story here…After my Air Force service, I got a degree
in aerospace engineering from the University of
Pittsburgh. There was much clawing and scraping to
graduate since we had seven children at the time. I
was quite impressed with myself since this was
considered one of the tougher engineering disciplines.
My first job after graduation was working for the
Boeing Corporation on the 747. One day I was standing
on the flight-line looking to the left and right to
survey these behemoth machines of aviation. Feeling
quite satisfied with myself, I thought, “I am working
on the largest airliner in the world!” I heard a voice
say clearly, “So what?” “So what?” I was devastated.
It had taken me eight years with a mix of night and
day school to get to this place. I thought I deserved
to at least brag a little. The voice was not audible,
but it was even more piercing and impacting. I knew it
was the Lord. I thought, “He could have told me this
eight years earlier!” He was clearly unimpressed with
my “accomplishments”. I have spent 45 years of the
remainder of my life studying, building, and declaring
the kingdom of God. I still like nuts and bolts but I
things.
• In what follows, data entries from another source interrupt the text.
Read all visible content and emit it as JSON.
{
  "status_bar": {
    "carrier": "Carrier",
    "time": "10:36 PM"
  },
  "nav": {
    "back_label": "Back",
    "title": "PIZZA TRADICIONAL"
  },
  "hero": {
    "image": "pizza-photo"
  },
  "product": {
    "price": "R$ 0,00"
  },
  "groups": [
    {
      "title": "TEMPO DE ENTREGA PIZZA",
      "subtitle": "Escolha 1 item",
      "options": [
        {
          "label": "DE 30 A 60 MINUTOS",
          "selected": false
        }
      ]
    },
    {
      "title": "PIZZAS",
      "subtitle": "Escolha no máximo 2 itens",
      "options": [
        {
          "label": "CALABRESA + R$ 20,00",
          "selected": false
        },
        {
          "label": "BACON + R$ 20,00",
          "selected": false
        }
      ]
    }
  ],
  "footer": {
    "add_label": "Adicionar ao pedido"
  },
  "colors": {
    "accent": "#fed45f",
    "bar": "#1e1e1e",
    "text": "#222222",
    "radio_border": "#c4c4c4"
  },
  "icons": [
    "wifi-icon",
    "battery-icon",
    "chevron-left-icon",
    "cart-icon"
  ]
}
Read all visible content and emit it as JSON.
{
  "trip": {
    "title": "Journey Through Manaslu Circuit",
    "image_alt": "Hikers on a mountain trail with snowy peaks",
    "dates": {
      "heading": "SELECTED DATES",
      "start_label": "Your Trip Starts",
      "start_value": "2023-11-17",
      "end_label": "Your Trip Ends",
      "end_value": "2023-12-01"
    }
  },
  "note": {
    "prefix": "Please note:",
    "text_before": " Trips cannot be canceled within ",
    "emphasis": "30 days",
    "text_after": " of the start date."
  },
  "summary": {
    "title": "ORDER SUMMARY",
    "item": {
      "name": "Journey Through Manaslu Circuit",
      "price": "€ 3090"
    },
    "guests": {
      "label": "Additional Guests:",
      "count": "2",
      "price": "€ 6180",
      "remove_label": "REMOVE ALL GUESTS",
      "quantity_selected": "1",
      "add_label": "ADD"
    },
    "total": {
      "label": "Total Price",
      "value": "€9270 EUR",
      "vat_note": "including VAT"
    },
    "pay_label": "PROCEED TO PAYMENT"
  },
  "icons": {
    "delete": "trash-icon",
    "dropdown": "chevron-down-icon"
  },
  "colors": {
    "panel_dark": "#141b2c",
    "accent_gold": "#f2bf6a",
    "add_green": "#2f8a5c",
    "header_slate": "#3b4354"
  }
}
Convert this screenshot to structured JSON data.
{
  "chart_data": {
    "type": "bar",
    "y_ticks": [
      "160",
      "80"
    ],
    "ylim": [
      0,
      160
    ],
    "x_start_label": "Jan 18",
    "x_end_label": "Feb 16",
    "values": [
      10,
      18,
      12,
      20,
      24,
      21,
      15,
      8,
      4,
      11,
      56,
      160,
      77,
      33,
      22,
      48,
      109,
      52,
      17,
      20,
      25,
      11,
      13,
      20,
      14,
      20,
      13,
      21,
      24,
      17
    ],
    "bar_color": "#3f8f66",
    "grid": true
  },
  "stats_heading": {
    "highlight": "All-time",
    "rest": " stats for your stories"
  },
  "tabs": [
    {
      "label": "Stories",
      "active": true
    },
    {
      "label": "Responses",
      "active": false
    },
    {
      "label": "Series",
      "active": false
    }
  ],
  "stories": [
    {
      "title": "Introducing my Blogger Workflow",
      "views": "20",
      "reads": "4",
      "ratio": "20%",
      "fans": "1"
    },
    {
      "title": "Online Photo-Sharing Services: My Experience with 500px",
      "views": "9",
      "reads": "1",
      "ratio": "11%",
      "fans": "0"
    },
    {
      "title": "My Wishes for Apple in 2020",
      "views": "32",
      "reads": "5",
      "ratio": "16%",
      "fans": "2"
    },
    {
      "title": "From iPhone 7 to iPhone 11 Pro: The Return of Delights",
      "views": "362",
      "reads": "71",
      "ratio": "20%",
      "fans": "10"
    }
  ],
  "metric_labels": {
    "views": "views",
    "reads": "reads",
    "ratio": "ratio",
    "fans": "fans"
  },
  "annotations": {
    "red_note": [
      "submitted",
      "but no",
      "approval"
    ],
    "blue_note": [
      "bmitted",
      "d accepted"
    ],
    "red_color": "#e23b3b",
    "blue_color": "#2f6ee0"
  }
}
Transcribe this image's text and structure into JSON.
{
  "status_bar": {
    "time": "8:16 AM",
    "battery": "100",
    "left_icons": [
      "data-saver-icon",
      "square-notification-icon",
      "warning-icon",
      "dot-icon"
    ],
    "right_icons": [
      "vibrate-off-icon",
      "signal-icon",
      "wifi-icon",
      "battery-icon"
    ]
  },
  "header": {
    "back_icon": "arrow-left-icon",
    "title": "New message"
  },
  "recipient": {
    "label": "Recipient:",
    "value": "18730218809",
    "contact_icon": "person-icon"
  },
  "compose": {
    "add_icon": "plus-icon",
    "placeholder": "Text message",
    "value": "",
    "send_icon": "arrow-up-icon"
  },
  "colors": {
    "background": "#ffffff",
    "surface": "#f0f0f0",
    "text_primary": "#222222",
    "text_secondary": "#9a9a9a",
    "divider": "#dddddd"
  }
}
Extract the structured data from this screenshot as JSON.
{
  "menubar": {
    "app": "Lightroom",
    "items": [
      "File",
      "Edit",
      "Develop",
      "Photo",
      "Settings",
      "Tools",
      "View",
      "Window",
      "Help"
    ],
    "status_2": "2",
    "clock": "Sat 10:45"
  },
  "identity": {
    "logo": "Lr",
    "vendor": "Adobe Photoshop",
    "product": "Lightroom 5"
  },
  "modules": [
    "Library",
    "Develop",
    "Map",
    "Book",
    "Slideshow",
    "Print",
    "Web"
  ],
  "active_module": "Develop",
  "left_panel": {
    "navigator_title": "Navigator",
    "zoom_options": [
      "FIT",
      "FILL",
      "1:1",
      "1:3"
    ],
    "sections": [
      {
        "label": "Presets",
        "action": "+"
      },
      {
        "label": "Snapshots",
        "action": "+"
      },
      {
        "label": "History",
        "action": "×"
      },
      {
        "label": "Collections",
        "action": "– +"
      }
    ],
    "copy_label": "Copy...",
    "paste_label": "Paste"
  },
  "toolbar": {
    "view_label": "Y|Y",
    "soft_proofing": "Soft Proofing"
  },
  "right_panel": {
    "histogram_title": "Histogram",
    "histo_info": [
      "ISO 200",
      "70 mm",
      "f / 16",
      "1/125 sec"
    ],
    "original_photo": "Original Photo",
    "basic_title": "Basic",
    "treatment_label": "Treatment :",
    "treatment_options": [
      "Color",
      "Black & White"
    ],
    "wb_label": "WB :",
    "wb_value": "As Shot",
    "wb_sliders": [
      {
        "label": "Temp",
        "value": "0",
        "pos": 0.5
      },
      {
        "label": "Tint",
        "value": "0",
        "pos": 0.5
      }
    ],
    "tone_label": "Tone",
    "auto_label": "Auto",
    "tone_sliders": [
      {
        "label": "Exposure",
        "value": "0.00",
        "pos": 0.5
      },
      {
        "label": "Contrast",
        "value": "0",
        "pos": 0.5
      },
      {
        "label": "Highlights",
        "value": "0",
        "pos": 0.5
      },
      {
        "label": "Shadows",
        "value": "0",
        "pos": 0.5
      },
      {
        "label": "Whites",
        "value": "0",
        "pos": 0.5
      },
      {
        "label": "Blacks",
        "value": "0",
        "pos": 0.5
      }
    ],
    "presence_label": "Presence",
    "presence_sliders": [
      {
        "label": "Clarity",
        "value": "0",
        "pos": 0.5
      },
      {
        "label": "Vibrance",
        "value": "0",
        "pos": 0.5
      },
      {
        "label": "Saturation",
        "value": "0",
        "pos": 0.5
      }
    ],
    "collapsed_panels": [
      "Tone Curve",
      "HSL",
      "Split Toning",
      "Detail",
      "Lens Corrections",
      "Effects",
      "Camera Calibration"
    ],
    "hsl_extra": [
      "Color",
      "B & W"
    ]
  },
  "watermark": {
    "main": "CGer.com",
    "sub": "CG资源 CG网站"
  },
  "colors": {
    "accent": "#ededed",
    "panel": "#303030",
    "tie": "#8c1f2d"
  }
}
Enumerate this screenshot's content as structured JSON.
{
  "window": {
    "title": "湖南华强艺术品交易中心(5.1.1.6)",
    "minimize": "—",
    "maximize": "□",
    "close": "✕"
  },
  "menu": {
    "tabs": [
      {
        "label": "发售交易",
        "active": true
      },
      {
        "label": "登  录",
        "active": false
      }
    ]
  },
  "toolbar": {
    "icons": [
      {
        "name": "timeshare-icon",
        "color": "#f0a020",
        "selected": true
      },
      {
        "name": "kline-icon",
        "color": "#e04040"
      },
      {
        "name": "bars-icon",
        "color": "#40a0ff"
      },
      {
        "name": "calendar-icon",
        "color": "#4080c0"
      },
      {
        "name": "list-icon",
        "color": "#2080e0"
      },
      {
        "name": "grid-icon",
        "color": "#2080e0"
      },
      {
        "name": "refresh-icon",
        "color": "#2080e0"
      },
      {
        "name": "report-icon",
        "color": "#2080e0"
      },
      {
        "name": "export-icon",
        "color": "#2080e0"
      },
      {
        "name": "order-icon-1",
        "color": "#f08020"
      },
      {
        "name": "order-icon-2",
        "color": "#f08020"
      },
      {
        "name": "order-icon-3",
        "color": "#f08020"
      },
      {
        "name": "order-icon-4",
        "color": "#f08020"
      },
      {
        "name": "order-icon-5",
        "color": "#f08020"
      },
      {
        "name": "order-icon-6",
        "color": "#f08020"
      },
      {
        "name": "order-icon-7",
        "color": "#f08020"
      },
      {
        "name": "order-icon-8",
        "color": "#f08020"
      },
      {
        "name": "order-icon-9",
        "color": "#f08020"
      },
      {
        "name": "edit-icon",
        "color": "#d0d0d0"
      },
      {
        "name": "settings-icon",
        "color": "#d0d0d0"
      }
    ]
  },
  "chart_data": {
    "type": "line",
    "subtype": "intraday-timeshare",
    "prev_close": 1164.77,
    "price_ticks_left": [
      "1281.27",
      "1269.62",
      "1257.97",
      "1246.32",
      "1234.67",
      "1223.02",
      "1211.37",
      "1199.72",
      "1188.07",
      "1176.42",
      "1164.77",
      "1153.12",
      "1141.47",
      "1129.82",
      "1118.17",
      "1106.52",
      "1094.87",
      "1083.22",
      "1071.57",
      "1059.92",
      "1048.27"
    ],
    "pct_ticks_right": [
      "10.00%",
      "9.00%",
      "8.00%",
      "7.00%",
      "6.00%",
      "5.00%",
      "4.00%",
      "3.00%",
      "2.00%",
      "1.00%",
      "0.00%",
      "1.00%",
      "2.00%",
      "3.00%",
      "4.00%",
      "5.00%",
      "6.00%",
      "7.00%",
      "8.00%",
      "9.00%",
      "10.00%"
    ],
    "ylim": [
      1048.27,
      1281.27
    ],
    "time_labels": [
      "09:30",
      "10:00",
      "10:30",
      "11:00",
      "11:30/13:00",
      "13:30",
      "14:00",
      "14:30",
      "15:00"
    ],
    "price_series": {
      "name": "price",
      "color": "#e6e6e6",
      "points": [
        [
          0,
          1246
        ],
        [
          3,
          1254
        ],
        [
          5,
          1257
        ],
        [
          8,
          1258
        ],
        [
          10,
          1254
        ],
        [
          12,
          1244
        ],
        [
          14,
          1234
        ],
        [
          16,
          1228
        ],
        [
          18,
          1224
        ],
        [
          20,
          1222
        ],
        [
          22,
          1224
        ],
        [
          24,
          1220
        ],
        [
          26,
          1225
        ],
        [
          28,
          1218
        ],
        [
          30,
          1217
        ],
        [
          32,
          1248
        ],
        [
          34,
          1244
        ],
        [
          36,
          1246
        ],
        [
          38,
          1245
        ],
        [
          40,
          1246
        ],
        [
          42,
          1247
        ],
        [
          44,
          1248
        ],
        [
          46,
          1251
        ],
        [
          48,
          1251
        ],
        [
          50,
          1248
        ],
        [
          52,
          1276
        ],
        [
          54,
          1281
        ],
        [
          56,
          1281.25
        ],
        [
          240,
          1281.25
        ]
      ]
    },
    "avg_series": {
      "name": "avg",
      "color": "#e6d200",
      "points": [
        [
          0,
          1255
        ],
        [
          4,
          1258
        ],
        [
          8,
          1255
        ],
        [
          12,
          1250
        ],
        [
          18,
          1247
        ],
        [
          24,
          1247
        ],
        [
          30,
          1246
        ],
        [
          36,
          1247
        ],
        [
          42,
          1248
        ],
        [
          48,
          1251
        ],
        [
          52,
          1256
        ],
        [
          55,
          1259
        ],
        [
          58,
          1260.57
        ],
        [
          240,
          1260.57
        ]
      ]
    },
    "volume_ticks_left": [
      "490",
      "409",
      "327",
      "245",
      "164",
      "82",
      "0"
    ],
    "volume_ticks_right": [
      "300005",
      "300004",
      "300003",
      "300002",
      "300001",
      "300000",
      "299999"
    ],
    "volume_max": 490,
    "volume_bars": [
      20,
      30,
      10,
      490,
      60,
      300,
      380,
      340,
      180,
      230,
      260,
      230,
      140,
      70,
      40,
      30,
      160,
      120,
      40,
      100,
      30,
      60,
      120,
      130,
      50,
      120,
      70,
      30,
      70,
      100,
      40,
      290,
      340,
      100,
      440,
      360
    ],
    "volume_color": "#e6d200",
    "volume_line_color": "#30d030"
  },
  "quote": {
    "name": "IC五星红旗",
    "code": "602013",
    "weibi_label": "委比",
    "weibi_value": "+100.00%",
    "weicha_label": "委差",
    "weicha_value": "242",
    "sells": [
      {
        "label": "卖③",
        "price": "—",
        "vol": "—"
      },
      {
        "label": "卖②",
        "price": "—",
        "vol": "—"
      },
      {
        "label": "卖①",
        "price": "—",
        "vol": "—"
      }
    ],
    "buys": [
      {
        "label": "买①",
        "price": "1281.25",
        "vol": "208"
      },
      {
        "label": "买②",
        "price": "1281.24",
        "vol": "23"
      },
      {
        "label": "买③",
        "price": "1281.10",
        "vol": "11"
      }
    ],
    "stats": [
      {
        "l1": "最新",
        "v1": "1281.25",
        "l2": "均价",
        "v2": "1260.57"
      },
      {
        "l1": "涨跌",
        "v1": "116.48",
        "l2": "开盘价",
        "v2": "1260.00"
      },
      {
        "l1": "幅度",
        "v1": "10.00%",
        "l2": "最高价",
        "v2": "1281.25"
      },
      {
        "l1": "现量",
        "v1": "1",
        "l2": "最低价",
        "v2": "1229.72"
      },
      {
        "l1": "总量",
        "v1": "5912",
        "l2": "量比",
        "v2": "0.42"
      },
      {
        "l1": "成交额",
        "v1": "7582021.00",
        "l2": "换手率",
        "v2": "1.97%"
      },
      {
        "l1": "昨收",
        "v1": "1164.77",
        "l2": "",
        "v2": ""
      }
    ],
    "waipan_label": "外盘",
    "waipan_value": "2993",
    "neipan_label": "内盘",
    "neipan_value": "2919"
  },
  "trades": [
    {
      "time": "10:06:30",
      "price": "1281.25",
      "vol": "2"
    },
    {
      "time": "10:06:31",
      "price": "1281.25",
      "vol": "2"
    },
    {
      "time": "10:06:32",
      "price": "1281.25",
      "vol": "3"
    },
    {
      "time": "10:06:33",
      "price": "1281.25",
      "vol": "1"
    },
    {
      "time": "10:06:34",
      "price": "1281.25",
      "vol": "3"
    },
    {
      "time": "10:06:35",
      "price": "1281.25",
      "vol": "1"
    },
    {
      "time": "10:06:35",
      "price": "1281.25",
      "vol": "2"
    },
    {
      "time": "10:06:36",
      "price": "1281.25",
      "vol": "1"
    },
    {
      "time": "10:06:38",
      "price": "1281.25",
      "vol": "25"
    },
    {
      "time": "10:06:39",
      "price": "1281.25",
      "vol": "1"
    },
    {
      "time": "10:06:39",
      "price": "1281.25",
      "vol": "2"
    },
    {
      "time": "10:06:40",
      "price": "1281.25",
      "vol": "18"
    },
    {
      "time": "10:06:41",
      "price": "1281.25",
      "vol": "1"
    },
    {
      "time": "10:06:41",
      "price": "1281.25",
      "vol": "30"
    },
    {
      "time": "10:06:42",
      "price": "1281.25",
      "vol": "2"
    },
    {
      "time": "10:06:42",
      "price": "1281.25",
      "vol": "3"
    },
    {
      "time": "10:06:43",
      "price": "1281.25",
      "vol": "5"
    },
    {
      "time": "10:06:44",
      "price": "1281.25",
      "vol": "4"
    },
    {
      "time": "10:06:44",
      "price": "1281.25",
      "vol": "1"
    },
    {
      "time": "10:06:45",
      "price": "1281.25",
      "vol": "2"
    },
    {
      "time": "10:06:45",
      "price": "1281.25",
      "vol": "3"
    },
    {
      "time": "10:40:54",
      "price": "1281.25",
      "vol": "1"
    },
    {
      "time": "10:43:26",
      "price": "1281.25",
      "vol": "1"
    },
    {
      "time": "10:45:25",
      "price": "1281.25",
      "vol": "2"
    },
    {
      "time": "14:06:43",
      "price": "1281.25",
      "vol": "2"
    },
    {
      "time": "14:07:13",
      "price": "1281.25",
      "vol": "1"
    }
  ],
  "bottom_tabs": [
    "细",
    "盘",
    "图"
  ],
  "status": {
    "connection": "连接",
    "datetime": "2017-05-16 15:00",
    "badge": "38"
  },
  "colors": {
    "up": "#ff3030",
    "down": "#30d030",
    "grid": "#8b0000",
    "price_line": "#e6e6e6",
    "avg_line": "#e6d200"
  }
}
I got the message: Career does not take
precedence over the kingdom of God and we should raise
our children with an eternal perspective.
close to the brothers and sisters, or to our small
group members and pastoral workers? Do we try to
center our lives on the community?
faithful to our financial commitment? In our
Community, we teach a 5%-5% split, tithing equally
between the community and our denominational
parish/congregation. If we’re not there, we need a
pastoral plan to get there. For example, if I get a 3%
pay raise, I’ll add 1/3 of that (1% gross) to my
tithe. I will do that with every successive raise in
order to keep my tithe commitment at 5%. Exceptions to
the covenant should usually have a plan to grow and
growth, we might be reminded of Talk #6 in the “Life
in the Spirit” series entitled: “Growth”. The
Wheel of Growth has four spokes: prayer, study,
community and service. When doing a personal review of
vision and commitment, service is one of the areas
needing a heart check. Do we serve with a good
attitude? Would we be embarrassed if the Lord revealed
our heart’s posture toward our assigned service? Every
one of us should serve in some way and no area of
service is too unimportant for us to be called to.
occasionally evaluate our core values; what we live
for, what we’re passionate about, what takes first
place in our thought life, how we make decisions, etc.
Good news! The kingdom of God trumps everything else.
That reality makes decisions and choices easier… “Seek
first the kingdom of God.”
question is revealing when we are evaluating vision:
“What would you say is the greatest event of the
twentieth century?” At one time, I would have answered
that it was the invention of the airplane. It’s a fun
question since it can be approached from different
directions and generates a lot of discussion. I would
answer, “The Pentecostal outpouring of the Holy Spirit
and the resulting communities and ministries.” From
Topeka, Kansas, and Azusa Street (circa 1900), up to
and including the Catholic Charismatic Renewal. Over
one hundred million Catholics along with untold
numbers of Protestants and non-denominational
Christians have been baptized in the Holy Spirit.
Multiple Pentecostal Churches and even whole
denominations have been formed. Many
thousands are in communities of disciples who raise up
and train more disciples. Most of these
communities have campus outreaches to evangelize and
work with the next generations of Christians.
have to love the call, love the community, and love
blessing and an honor to be serving the Lord in the
greatest event of the 20th century!
Therefore it is said, “Awake, O sleeper, and rise from the dead, and Christ shall give you light.”
people, career does not trump community! That makes
decisions easier. Take seriously where the Lord has
community members: Our level of commitment and focus
speaks volumes to the younger generations. When we are
passionately committed to our call, more of our young
people are likely to catch fire. When our time and
money are radically committed to our call, that will
holy days and seasons to come, may the Lord help us to
grow in our commitment to him and to his people.
Top illustration of Jacob's
ladder and vision of stairway to heaven, by Clive